## Extracted entries
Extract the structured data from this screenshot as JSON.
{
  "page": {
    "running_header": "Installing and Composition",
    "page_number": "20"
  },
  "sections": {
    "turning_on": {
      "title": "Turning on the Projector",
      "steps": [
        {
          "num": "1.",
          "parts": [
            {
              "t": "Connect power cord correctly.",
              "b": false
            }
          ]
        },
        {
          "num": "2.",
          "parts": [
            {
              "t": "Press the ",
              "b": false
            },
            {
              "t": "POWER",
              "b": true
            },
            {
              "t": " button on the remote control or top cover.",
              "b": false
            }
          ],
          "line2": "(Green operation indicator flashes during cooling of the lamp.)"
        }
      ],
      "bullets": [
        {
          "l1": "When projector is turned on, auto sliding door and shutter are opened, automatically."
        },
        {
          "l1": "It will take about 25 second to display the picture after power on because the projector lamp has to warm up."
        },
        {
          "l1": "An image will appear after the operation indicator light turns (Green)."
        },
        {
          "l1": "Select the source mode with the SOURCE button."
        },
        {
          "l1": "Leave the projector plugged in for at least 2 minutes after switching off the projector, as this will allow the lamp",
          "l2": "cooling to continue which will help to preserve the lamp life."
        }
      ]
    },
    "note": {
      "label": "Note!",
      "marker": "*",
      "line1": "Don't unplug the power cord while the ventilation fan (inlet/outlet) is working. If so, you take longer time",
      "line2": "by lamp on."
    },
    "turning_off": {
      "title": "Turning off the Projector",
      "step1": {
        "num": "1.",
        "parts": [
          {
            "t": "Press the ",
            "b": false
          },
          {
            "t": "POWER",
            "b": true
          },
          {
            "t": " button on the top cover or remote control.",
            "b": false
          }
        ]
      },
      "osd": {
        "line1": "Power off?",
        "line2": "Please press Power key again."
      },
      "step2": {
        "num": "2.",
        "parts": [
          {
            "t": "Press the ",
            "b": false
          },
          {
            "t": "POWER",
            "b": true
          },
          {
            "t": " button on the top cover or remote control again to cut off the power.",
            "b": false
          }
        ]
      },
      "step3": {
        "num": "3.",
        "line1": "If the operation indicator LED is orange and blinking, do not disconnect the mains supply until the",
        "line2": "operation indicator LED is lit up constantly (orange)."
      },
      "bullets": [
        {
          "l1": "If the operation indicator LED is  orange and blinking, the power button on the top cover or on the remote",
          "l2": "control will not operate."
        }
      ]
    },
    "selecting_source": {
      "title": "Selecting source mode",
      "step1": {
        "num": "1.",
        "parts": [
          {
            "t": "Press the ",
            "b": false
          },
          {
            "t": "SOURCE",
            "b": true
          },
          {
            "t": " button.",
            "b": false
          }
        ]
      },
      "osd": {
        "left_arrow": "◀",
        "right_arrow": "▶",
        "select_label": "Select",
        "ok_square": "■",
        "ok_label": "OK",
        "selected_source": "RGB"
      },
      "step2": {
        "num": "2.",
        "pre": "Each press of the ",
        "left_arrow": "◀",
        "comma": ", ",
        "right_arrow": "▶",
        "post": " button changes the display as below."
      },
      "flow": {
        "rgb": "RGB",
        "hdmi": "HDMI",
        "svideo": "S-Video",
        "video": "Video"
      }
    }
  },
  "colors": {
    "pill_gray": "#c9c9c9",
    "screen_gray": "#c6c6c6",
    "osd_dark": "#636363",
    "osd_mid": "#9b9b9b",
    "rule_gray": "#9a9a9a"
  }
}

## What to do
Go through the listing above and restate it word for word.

## Answer to this task
Extract the structured data from this screenshot as JSON.
{
  "page": {
    "running_header": "Installing and Composition",
    "page_number": "20"
  },
  "sections": {
    "turning_on": {
      "title": "Turning on the Projector",
      "steps": [
        {
          "num": "1.",
          "parts": [
            {
              "t": "Connect power cord correctly.",
              "b": false
            }
          ]
        },
        {
          "num": "2.",
          "parts": [
            {
              "t": "Press the ",
              "b": false
            },
            {
              "t": "POWER",
              "b": true
            },
            {
              "t": " button on the remote control or top cover.",
              "b": false
            }
          ],
          "line2": "(Green operation indicator flashes during cooling of the lamp.)"
        }
      ],
      "bullets": [
        {
          "l1": "When projector is turned on, auto sliding door and shutter are opened, automatically."
        },
        {
          "l1": "It will take about 25 second to display the picture after power on because the projector lamp has to warm up."
        },
        {
          "l1": "An image will appear after the operation indicator light turns (Green)."
        },
        {
          "l1": "Select the source mode with the SOURCE button."
        },
        {
          "l1": "Leave the projector plugged in for at least 2 minutes after switching off the projector, as this will allow the lamp",
          "l2": "cooling to continue which will help to preserve the lamp life."
        }
      ]
    },
    "note": {
      "label": "Note!",
      "marker": "*",
      "line1": "Don't unplug the power cord while the ventilation fan (inlet/outlet) is working. If so, you take longer time",
      "line2": "by lamp on."
    },
    "turning_off": {
      "title": "Turning off the Projector",
      "step1": {
        "num": "1.",
        "parts": [
          {
            "t": "Press the ",
            "b": false
          },
          {
            "t": "POWER",
            "b": true
          },
          {
            "t": " button on the top cover or remote control.",
            "b": false
          }
        ]
      },
      "osd": {
        "line1": "Power off?",
        "line2": "Please press Power key again."
      },
      "step2": {
        "num": "2.",
        "parts": [
          {
            "t": "Press the ",
            "b": false
          },
          {
            "t": "POWER",
            "b": true
          },
          {
            "t": " button on the top cover or remote control again to cut off the power.",
            "b": false
          }
        ]
      },
      "step3": {
        "num": "3.",
        "line1": "If the operation indicator LED is orange and blinking, do not disconnect the mains supply until the",
        "line2": "operation indicator LED is lit up constantly (orange)."
      },
      "bullets": [
        {
          "l1": "If the operation indicator LED is  orange and blinking, the power button on the top cover or on the remote",
          "l2": "control will not operate."
        }
      ]
    },
    "selecting_source": {
      "title": "Selecting source mode",
      "step1": {
        "num": "1.",
        "parts": [
          {
            "t": "Press the ",
            "b": false
          },
          {
            "t": "SOURCE",
            "b": true
          },
          {
            "t": " button.",
            "b": false
          }
        ]
      },
      "osd": {
        "left_arrow": "◀",
        "right_arrow": "▶",
        "select_label": "Select",
        "ok_square": "■",
        "ok_label": "OK",
        "selected_source": "RGB"
      },
      "step2": {
        "num": "2.",
        "pre": "Each press of the ",
        "left_arrow": "◀",
        "comma": ", ",
        "right_arrow": "▶",
        "post": " button changes the display as below."
      },
      "flow": {
        "rgb": "RGB",
        "hdmi": "HDMI",
        "svideo": "S-Video",
        "video": "Video"
      }
    }
  },
  "colors": {
    "pill_gray": "#c9c9c9",
    "screen_gray": "#c6c6c6",
    "osd_dark": "#636363",
    "osd_mid": "#9b9b9b",
    "rule_gray": "#9a9a9a"
  }
}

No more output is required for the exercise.